Tue. May 17th, 2022

Isle of Wight Observer News

The Island's Free Newspaper

Dedicated road police to return to the Island

2 min read

Island residents are set to benefit from an enhanced roads policing service, due to the re-introduction of a dedicated team.

As part of a 600-officer uplift over the next financial year, additional roads policing posts are being created across Hampshire and the Isle of Wight. Under new proposals, an additional unit of two road policing officers will be established on the Island to complement the current arrangements.

As part of austerity measures, introduced in 2016, specialist armed response vehicle officers were posted to the Island to carry out roads policing duties. They work alongside other police officers to support the force’s commitment to road safety, and capacity is boosted by officers based on the mainland when necessary.
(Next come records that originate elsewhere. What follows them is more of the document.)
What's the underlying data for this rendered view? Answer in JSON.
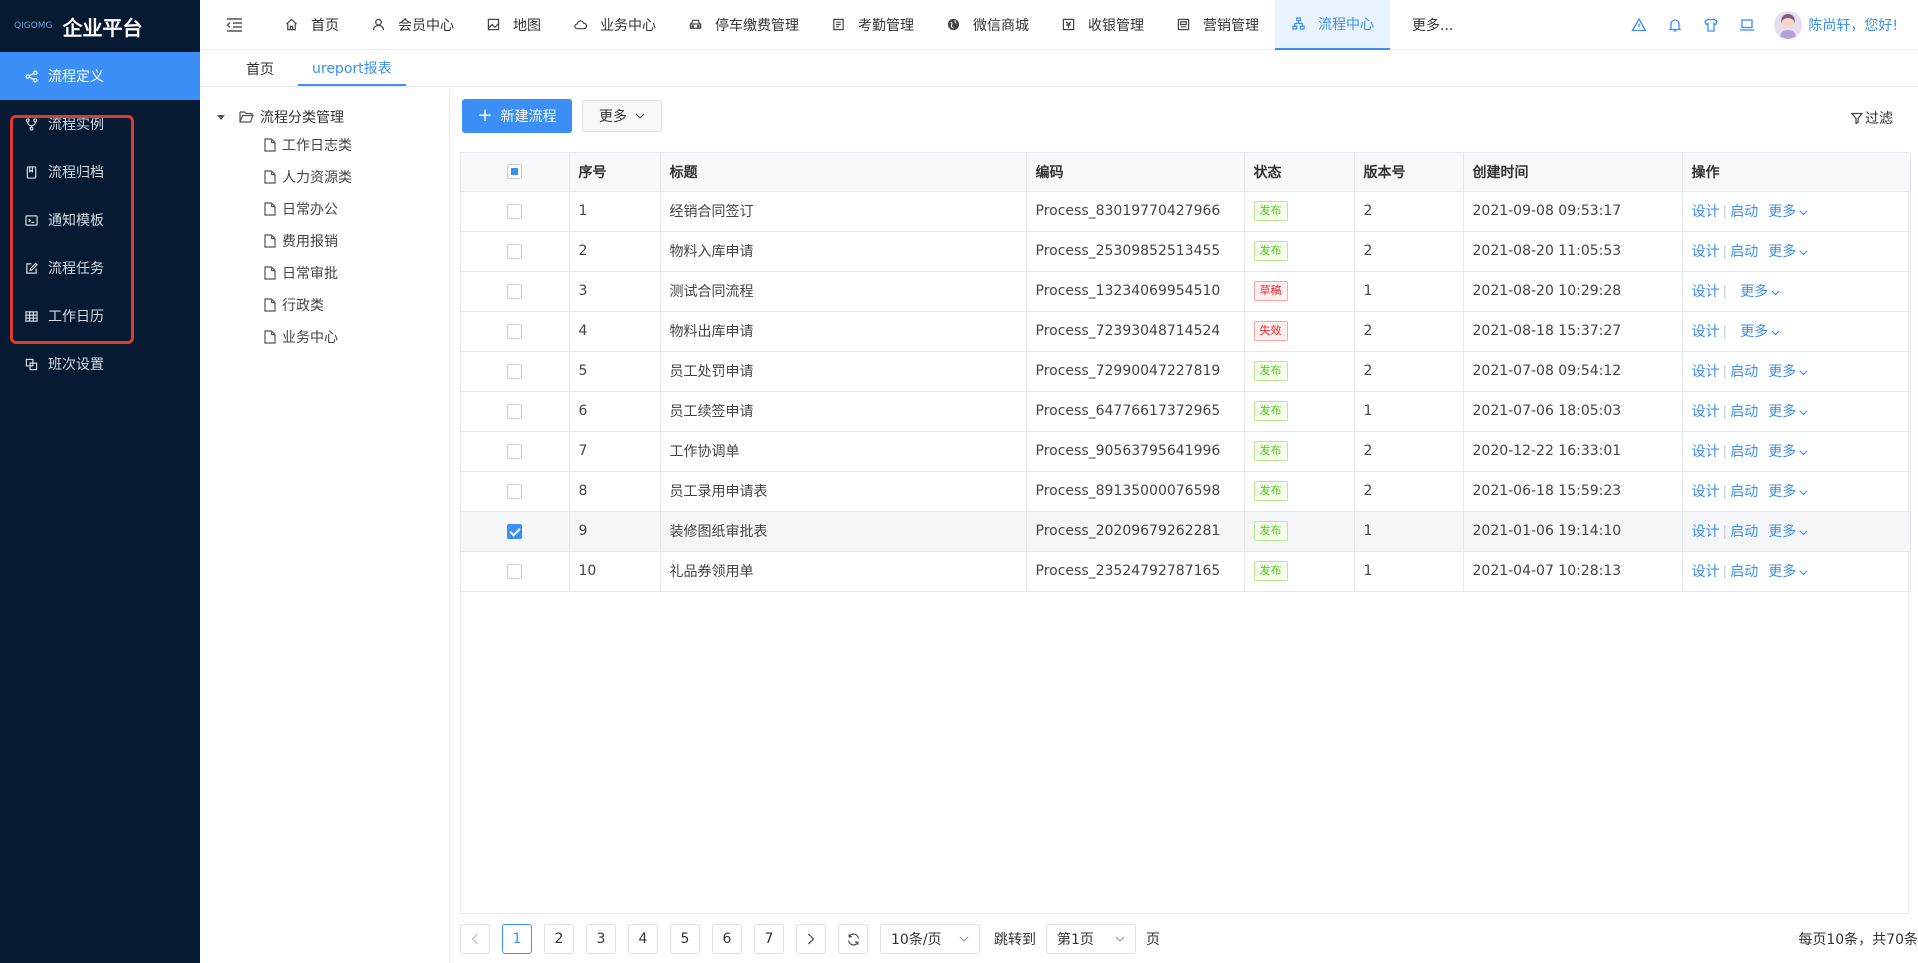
{
  "brand": {
    "logo_text": "QIGOMG",
    "title": "企业平台"
  },
  "sidebar": {
    "items": [
      {
        "label": "流程定义",
        "icon": "share-icon",
        "active": true
      },
      {
        "label": "流程实例",
        "icon": "branch-icon"
      },
      {
        "label": "流程归档",
        "icon": "archive-icon"
      },
      {
        "label": "通知模板",
        "icon": "terminal-icon"
      },
      {
        "label": "流程任务",
        "icon": "edit-icon"
      },
      {
        "label": "工作日历",
        "icon": "calendar-icon"
      },
      {
        "label": "班次设置",
        "icon": "copy-icon"
      }
    ]
  },
  "topnav": {
    "items": [
      {
        "label": "首页",
        "icon": "home-icon"
      },
      {
        "label": "会员中心",
        "icon": "user-icon"
      },
      {
        "label": "地图",
        "icon": "map-icon"
      },
      {
        "label": "业务中心",
        "icon": "cloud-icon"
      },
      {
        "label": "停车缴费管理",
        "icon": "car-icon"
      },
      {
        "label": "考勤管理",
        "icon": "attendance-icon"
      },
      {
        "label": "微信商城",
        "icon": "globe-icon"
      },
      {
        "label": "收银管理",
        "icon": "cashier-icon"
      },
      {
        "label": "营销管理",
        "icon": "marketing-icon"
      },
      {
        "label": "流程中心",
        "icon": "flow-icon",
        "active": true
      }
    ],
    "more": "更多...",
    "user": "陈尚轩，您好!"
  },
  "tabs": [
    "首页",
    "ureport报表"
  ],
  "tree": {
    "root": "流程分类管理",
    "children": [
      "工作日志类",
      "人力资源类",
      "日常办公",
      "费用报销",
      "日常审批",
      "行政类",
      "业务中心"
    ]
  },
  "toolbar": {
    "new_label": "新建流程",
    "more_label": "更多",
    "filter_label": "过滤"
  },
  "table": {
    "headers": [
      "序号",
      "标题",
      "编码",
      "状态",
      "版本号",
      "创建时间",
      "操作"
    ],
    "rows": [
      {
        "no": "1",
        "title": "经销合同签订",
        "code": "Process_83019770427966",
        "status": "发布",
        "kind": "pub",
        "version": "2",
        "time": "2021-09-08 09:53:17",
        "start": true
      },
      {
        "no": "2",
        "title": "物料入库申请",
        "code": "Process_25309852513455",
        "status": "发布",
        "kind": "pub",
        "version": "2",
        "time": "2021-08-20 11:05:53",
        "start": true
      },
      {
        "no": "3",
        "title": "测试合同流程",
        "code": "Process_13234069954510",
        "status": "草稿",
        "kind": "draft",
        "version": "1",
        "time": "2021-08-20 10:29:28",
        "start": false
      },
      {
        "no": "4",
        "title": "物料出库申请",
        "code": "Process_72393048714524",
        "status": "失效",
        "kind": "inv",
        "version": "2",
        "time": "2021-08-18 15:37:27",
        "start": false
      },
      {
        "no": "5",
        "title": "员工处罚申请",
        "code": "Process_72990047227819",
        "status": "发布",
        "kind": "pub",
        "version": "2",
        "time": "2021-07-08 09:54:12",
        "start": true
      },
      {
        "no": "6",
        "title": "员工续签申请",
        "code": "Process_64776617372965",
        "status": "发布",
        "kind": "pub",
        "version": "1",
        "time": "2021-07-06 18:05:03",
        "start": true
      },
      {
        "no": "7",
        "title": "工作协调单",
        "code": "Process_90563795641996",
        "status": "发布",
        "kind": "pub",
        "version": "2",
        "time": "2020-12-22 16:33:01",
        "start": true
      },
      {
        "no": "8",
        "title": "员工录用申请表",
        "code": "Process_89135000076598",
        "status": "发布",
        "kind": "pub",
        "version": "2",
        "time": "2021-06-18 15:59:23",
        "start": true
      },
      {
        "no": "9",
        "title": "装修图纸审批表",
        "code": "Process_20209679262281",
        "status": "发布",
        "kind": "pub",
        "version": "1",
        "time": "2021-01-06 19:14:10",
        "start": true,
        "checked": true
      },
      {
        "no": "10",
        "title": "礼品券领用单",
        "code": "Process_23524792787165",
        "status": "发布",
        "kind": "pub",
        "version": "1",
        "time": "2021-04-07 10:28:13",
        "start": true
      }
    ],
    "op_design": "设计",
    "op_start": "启动",
    "op_more": "更多"
  },
  "pager": {
    "pages": [
      "1",
      "2",
      "3",
      "4",
      "5",
      "6",
      "7"
    ],
    "current": "1",
    "page_size": "10条/页",
    "goto_label": "跳转到",
    "goto_value": "第1页",
    "page_unit": "页",
    "total": "每页10条，共70条"
  },
  "colors": {
    "accent": "#3b8ff6",
    "sidebar_bg": "#061a31",
    "highlight": "#e23a32"
  }
}
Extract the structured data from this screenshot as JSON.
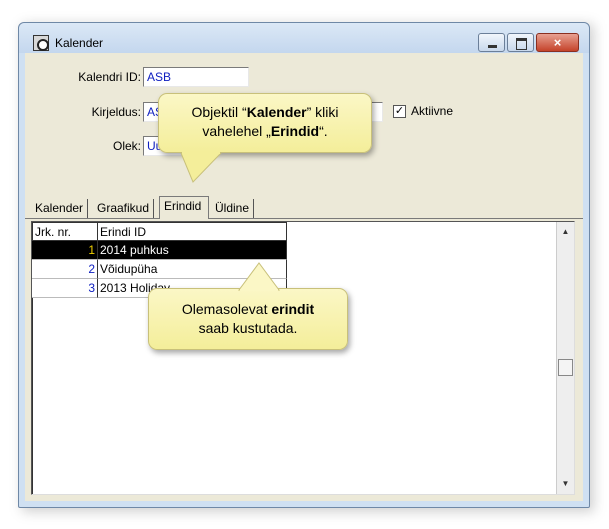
{
  "window": {
    "title": "Kalender",
    "icon": "calendar-app-icon",
    "controls": [
      "minimize",
      "maximize",
      "close"
    ],
    "close_glyph": "×"
  },
  "form": {
    "calendar_id_label": "Kalendri ID:",
    "calendar_id_value": "ASB",
    "description_label": "Kirjeldus:",
    "description_value": "AS",
    "status_label": "Olek:",
    "status_value": "Uu",
    "active_checkbox_label": "Aktiivne",
    "active_checked": true,
    "check_glyph": "✓"
  },
  "tabs": [
    {
      "label": "Kalender",
      "active": false
    },
    {
      "label": "Graafikud",
      "active": false
    },
    {
      "label": "Erindid",
      "active": true
    },
    {
      "label": "Üldine",
      "active": false
    }
  ],
  "grid": {
    "columns": [
      "Jrk. nr.",
      "Erindi ID"
    ],
    "rows": [
      {
        "nr": "1",
        "id": "2014 puhkus",
        "selected": true
      },
      {
        "nr": "2",
        "id": "Võidupüha",
        "selected": false
      },
      {
        "nr": "3",
        "id": "2013 Holiday",
        "selected": false
      }
    ]
  },
  "scrollbar": {
    "up_glyph": "▲",
    "down_glyph": "▼"
  },
  "callouts": {
    "top": {
      "line1_before": "Objektil “",
      "line1_bold": "Kalender",
      "line1_after": "” kliki",
      "line2_before": "vahelehel „",
      "line2_bold": "Erindid",
      "line2_after": "“."
    },
    "bottom": {
      "line1_before": "Olemasolevat ",
      "line1_bold": "erindit",
      "line2": "saab kustutada."
    }
  },
  "colors": {
    "callout_fill": "#f8f3b0",
    "selected_row": "#000000",
    "selected_number": "#f0d000",
    "field_text": "#1020c0"
  }
}
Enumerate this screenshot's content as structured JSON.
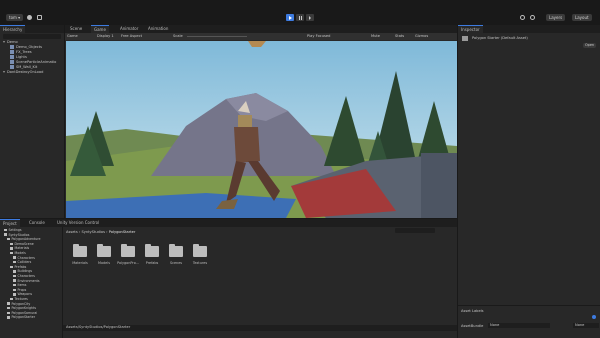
{
  "toolbar": {
    "account": "tom ▾",
    "play_icon": "play-icon",
    "pause_icon": "pause-icon",
    "step_icon": "step-icon",
    "layers": "Layers",
    "layout": "Layout"
  },
  "hierarchy": {
    "tab": "Hierarchy",
    "items": [
      "Demo",
      "Demo_Objects",
      "FX_Trees",
      "Lights",
      "SceneParticleAnimatio",
      "SM_Wall_Kit",
      "DontDestroyOnLoad"
    ]
  },
  "scene_tabs": {
    "scene": "Scene",
    "game": "Game",
    "animator": "Animator",
    "animation": "Animation"
  },
  "game_toolbar": {
    "display": "Game",
    "display_sel": "Display 1",
    "aspect": "Free Aspect",
    "scale_label": "Scale",
    "play_focused": "Play Focused",
    "mute": "Mute",
    "stats": "Stats",
    "gizmos": "Gizmos"
  },
  "bottom_tabs": {
    "project": "Project",
    "console": "Console",
    "unity_version_control": "Unity Version Control"
  },
  "project_tree": [
    "Settings",
    "SyntyStudios",
    "PolygonAdventure",
    "DemoScene",
    "Materials",
    "Models",
    "Characters",
    "Colliders",
    "Prefabs",
    "Buildings",
    "Characters",
    "Environments",
    "Items",
    "Props",
    "Weapons",
    "Textures",
    "PolygonCity",
    "PolygonKnights",
    "PolygonSamurai",
    "PolygonStarter"
  ],
  "breadcrumb": {
    "assets": "Assets",
    "synty": "SyntyStudios",
    "starter": "PolygonStarter"
  },
  "folders": [
    "Materials",
    "Models",
    "PolygonPro...",
    "Prefabs",
    "Scenes",
    "Textures"
  ],
  "status_path": "Assets/SyntyStudios/PolygonStarter",
  "inspector": {
    "tab": "Inspector",
    "title": "Polygon Starter (Default Asset)",
    "open": "Open",
    "asset_labels": "Asset Labels",
    "asset_bundle": "AssetBundle",
    "bundle_value": "None",
    "variant_value": "None"
  },
  "colors": {
    "accent": "#3d7be0",
    "sky": "#8bc5e0"
  }
}
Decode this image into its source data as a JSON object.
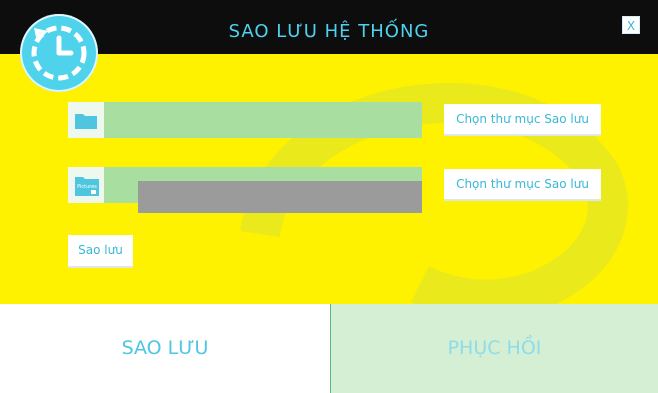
{
  "window": {
    "title": "SAO LƯU HỆ THỐNG",
    "close_label": "X"
  },
  "logo": {
    "icon": "backup-clock-icon"
  },
  "backup_source": {
    "value": "",
    "icon": "folder-icon",
    "button_label": "Chọn thư mục Sao lưu"
  },
  "backup_target": {
    "value": "",
    "icon": "pictures-folder-icon",
    "icon_text": "Pictures",
    "button_label": "Chọn thư mục Sao lưu"
  },
  "action": {
    "button_label": "Sao lưu",
    "progress": 0
  },
  "tabs": [
    {
      "label": "SAO LƯU",
      "active": true
    },
    {
      "label": "PHỤC HỒI",
      "active": false
    }
  ],
  "colors": {
    "accent": "#4fd2ec",
    "panel": "#fff200",
    "field": "#a8dfa0",
    "titlebar": "#0d0d0d"
  }
}
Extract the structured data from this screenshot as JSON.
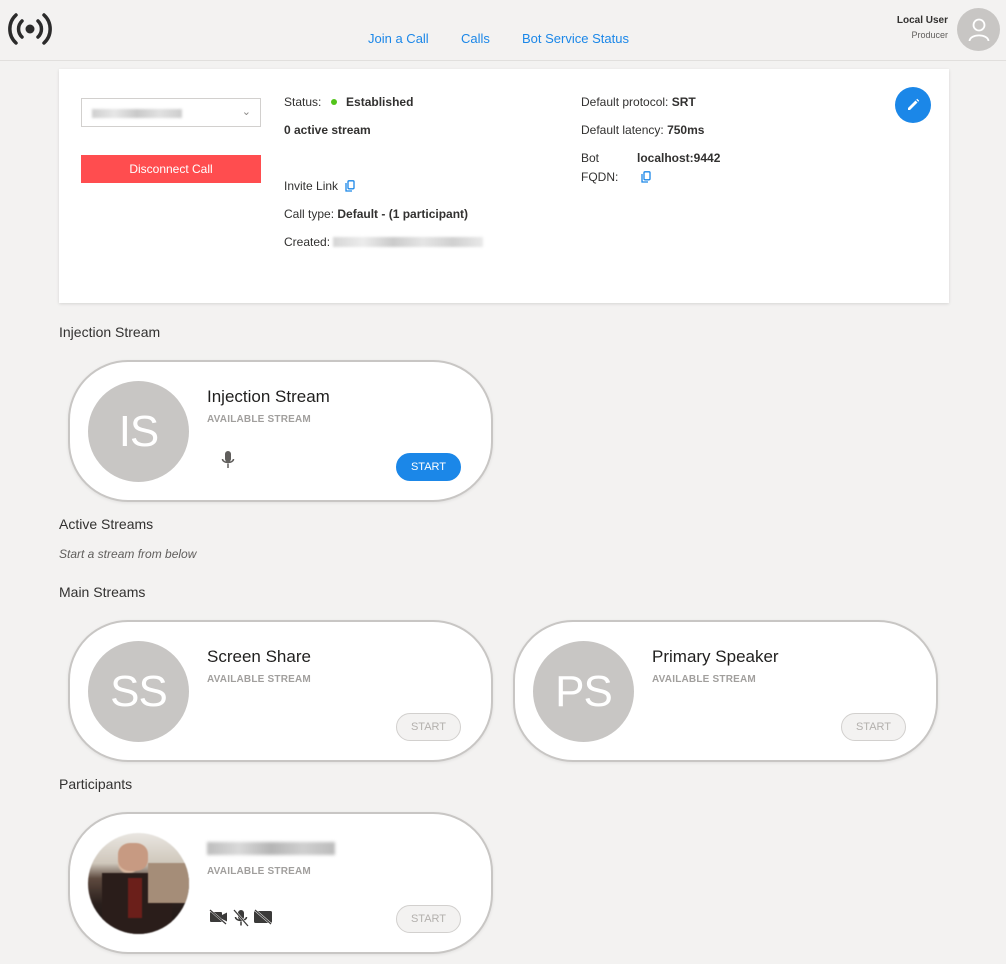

The decision to re-establish a dedicated unit follows concerns first raised by the Island’s coroner, Caroline Sumeray, who wrote to Hampshire’s Chief Constable in April 2021, following an inquest into a fatal accident. Councillor Ian Dore, who has campaigned on road safety since his election last May, also spoke passionately about the need for a dedicated road policing unit at a council meeting in September. A joint letter was then sent in December from council leader, Cllr Lora Peacey-Wilcox and MP, Bob Seely, to Chief Constable, Olivia Pinkney, and Police and Crime Commissioner, Donna Jones. This was followed by calls for the change from the Isle of Wight Association of Local Councils.

Mrs Sumeray pointed out that Islanders pay the same police precept as in other areas of Hampshire, and were entitled to expect similar levels of service. Her letter also revealed that Island officers had sought additional roads policing training; it said: ‘It is disappointing to read that these officers have asked to receive this more specialist training (to accord with their duties) in line with their Hampshire colleagues, but that this has been refused by Hampshire Constabulary.

“I struggle to understand how it can be justified for those officers who carry out their duties on the Isle of Wight to not be trained to the same high standard as their colleagues in the rest of Hampshire – which, it goes without saying, is the same police force.”

Her letter secured a commitment to a review of the situation.

Police and Crime Commissioner, Donna Jones, said: “I am grateful to the members of the community and elected representatives who have contacted me about the issue of road safety on the Isle of Wight. I would like to thank ACC Tim Metcalfe for listening to the community and working with me to achieve a positive outcome.”

Assistant chief constable, Tim Metcalfe, said: “We are committed to ensuring our roads are safe for motorists on the Isle of Wight, and this has been led by the efforts of the dual-skilled ARV officers who also carry out roads policing duties.

“I have every confidence that this additional resourcing for the Isle of Wight will help to keep road users safe and improve the service we provide to our communities on the Island.”